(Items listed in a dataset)
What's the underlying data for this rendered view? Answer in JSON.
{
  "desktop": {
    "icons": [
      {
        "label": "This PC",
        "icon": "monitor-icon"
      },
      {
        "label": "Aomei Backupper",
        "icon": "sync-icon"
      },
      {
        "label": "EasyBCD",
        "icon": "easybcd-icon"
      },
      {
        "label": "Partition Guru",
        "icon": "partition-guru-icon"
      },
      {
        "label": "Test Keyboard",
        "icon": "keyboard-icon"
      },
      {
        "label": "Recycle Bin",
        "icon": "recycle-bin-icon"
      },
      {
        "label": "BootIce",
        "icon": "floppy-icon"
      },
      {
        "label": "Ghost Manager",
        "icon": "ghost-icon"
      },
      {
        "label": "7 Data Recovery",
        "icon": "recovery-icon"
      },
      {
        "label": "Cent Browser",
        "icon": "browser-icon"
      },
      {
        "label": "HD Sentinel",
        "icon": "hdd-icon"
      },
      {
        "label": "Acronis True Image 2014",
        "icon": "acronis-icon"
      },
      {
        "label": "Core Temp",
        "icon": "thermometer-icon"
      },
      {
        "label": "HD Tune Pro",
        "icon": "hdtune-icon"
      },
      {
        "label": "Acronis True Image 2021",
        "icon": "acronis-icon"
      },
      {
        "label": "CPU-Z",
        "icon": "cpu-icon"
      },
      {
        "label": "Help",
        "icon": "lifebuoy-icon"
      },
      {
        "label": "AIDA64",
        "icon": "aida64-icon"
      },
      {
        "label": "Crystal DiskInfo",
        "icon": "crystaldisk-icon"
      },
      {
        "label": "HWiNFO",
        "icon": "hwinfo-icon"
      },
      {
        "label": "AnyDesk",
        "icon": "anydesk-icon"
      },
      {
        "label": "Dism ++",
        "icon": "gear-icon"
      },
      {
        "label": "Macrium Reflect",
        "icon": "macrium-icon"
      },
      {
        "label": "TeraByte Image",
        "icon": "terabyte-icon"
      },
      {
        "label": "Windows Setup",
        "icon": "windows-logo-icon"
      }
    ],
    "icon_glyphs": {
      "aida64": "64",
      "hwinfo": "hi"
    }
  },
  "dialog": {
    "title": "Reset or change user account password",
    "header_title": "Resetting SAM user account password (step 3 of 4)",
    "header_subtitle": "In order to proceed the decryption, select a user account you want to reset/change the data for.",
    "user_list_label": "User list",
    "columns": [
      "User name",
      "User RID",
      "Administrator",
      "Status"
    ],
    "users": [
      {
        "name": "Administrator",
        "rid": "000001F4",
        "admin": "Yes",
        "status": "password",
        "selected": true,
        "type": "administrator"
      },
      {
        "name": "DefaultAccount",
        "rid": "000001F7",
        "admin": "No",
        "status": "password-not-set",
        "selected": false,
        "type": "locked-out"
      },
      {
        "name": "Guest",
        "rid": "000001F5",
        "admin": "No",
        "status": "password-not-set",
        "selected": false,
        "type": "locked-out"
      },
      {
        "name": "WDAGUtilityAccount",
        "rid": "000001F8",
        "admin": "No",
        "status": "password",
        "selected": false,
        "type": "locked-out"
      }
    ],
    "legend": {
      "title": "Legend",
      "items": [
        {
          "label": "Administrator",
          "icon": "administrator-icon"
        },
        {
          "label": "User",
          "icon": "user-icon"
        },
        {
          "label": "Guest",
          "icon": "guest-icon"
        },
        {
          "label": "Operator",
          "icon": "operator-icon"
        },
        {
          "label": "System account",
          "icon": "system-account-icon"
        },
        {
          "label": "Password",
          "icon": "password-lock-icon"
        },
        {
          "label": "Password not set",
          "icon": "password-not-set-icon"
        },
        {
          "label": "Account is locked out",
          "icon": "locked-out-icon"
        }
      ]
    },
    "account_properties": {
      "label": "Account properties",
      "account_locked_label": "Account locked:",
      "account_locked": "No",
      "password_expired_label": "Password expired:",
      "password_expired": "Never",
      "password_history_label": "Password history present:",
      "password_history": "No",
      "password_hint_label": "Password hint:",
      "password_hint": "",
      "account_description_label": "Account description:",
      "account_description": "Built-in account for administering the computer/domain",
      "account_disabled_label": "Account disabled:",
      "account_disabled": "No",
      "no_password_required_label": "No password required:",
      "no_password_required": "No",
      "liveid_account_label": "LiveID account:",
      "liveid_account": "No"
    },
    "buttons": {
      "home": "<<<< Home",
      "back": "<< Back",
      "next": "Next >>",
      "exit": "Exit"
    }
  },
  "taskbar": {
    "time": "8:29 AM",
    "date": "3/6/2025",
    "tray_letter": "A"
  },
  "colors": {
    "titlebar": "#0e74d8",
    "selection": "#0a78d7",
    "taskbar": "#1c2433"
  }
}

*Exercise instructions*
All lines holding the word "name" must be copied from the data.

*Expected answer*
      "User name",
        "name": "Administrator",
        "name": "DefaultAccount",
        "name": "Guest",
        "name": "WDAGUtilityAccount",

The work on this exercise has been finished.